Q&A with Deb Cox, original concept creator and producer behind Deadlock 1

Q&A with Deb Cox, original concept creator and producer behind Deadlock

Q&A with Deb Cox, original concept creator and producer behind Deadlock 1

Interview with Deb Cox about the development process of Every Cloud's new series DEADLOCK and how it was born out of a true life tragedy.

Q: Where did the concept of Deadlock come from?
Deb Cox: There was a serious accident up in the Northern Rivers, on the sweeping coast road less than a mile from where I live. A seventeen-year-old boy was the only survivor when four of his mates died. My kids were the same age so I heard about the ripples running through the region with the wash up of that and became preoccupied by the almost subterranean life of the youth of the area - especially those living in the coastal ‘paradise’ around Byron Bay.

Q: …But it’s not based on that experience is it?
DC: DEADLOCK isn’t based on any true story but that accident was the trigger because it affected me so deeply and made me ponder the contemporary challenges of growing up in ‘paradise’ and find a way to give those young people a voice.

Since then DEADLOCK has morphed, becoming part of Every Cloud's slate, with Fiona Eagger helping to mastermind how we could realise it and wonderful creative collaborators coming on board - both experienced and youthful. I’m so excited to see how it’s going to evolve through the production process.  

Q: What was the development process for this show?
DC: It has been incredibly comprehensive and broad - which is why we have a wealth of stories to tell after this first instalment! We called out for young writer/directors from around Australia to apply to be part of the evolution of DEADLOCK - whittled this down to six smart creatives who hailed from all over Australia and then put together an intensive Script Lab Workshop to bring them all together with the kind of support we felt would enrich the process.

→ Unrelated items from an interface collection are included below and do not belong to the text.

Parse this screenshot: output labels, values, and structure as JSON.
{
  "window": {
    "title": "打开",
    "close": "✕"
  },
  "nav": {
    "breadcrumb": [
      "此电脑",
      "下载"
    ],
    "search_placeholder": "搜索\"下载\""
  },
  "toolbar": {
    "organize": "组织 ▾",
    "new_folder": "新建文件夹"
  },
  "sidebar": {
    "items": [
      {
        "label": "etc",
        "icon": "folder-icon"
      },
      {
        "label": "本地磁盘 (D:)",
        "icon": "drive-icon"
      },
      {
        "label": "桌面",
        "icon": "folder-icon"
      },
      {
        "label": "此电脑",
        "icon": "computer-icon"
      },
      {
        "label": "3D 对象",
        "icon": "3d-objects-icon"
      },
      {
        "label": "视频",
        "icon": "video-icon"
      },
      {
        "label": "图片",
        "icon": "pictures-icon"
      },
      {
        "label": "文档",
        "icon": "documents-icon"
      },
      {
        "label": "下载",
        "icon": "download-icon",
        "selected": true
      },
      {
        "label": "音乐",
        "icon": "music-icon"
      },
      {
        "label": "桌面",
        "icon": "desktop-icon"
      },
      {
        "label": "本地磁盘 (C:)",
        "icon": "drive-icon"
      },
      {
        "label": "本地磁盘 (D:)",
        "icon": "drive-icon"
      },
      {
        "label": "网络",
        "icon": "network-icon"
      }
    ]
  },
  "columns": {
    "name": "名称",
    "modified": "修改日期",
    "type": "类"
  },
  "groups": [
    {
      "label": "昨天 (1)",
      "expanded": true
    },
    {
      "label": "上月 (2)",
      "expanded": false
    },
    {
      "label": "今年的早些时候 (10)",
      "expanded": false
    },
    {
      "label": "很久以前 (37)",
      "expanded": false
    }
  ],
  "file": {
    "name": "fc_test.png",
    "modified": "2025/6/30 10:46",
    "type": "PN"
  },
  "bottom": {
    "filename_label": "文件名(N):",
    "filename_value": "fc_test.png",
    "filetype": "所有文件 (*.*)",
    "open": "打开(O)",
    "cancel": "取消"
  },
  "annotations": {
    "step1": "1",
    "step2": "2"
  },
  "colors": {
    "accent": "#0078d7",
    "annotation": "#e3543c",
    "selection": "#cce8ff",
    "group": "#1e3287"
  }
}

Q: And Bryan Elsley - co-creator of UK series Skins – came on board as part of the Workshop…sort of as a mentor role to guide the process?
DC: Having Bryan Elsley come out from the UK to spearhead our DEADLOCK workshop in Byron Bay was the highlight of the development process for Fiona and myself! He was top of our wish-list and we were so thrilled he agreed (luckily he has an Australian wife and loves the change of climate).

 With ‘Skins’ running to 7 series and circulating on various international platforms, the series still has great currency with youth internationally and all our participants were excited to have him join us. We took advice from Bryan and gathered a ‘brains trust’ of local teenagers as part of the Workshop, so our research was absolutely up-to-date, added Australian multiplatform story guru, Mike Jones, and indigenous consultant, Jon Bell.  

 It was impressive to witness how Bryan elicited intimate stories from everyone, fed them into a character/scene and story creation process and helped us find a dynamic strong enough to drive the world of DEADLOCK.   

Q: The series is being shot in the Northern Rivers region of NSW, how important is reflecting regional voices in screen content?
DC: It’s crucial that regional voices are reflected on our myriad of screens and even more important that regional YOUTHFUL voices are reflected. We so often hear about youth feeling disenfranchised and overlooked but in regional areas, where youth often miss out on basic facilities, access to culturally enriching experiences and face the added challenges of having to leave home to study, find employment or just find their way in the world, it’s even more important that their lives become known, shared and understood through screen content. 

And, surprisingly, unique local stories often travel the world the best.  When Bryan Elsley first read the concept document for Deadlock he was the one who helped us understand that a tale of regional youth coming of age in ‘paradise’ was a story worth telling far more widely than we at first envisaged.  Global audiences are hungry to engage with worlds that are simultaneously exotic and strange to them, but also connect them emotionally across the planet. So, we’re hopeful that DEADLOCK can resonate widely - in spite of and because of it’s particularity!

Q: You’ve created a lot of seminal Australian content – SeaChange, Miss Fisher’s Murder Mysteries – what’s unique about Deadlock?
DC: DEADLOCK is a very different project for me because I only began the conversation and dug down into the concept with research and development, but I really needed to pass it on to youthful creatives who could own it and reflect their world authentically.

It’s also a unique project for Every Cloud Productions, because it’s far more about mentoring and facilitating key creatives -  like our Writer/Director for season one, Billie Pleffer.  It’s also our first foray into online drama as a primary focus aimed at reaching an entirely different audience  - though we will also broadcast this first hour and obviously our other projects are distributed widely and internationally on platforms like Netflix.


Deadlock Script Lab Workshop was funded by Screen Australia's Enterprise Industry Program, produced by Every Cloud Productions with the assistance of Northern Rivers Screenworks.

Script Lab Workshop Emerging Writers: Billie Pleffer, Michelle Law, Lucy Campbell, Seaton Kay-Smith, Shane Salvador, Tim Logan. Script Lab Workshop Youth Participants: Briannon O'Hara, Byron Grieves-Handley, Charlie Burton, Corallee Monks, Ellie Kan, Hayley Acton, Jess Lu, Marcus Kolo Higgs, Sahaj Blatt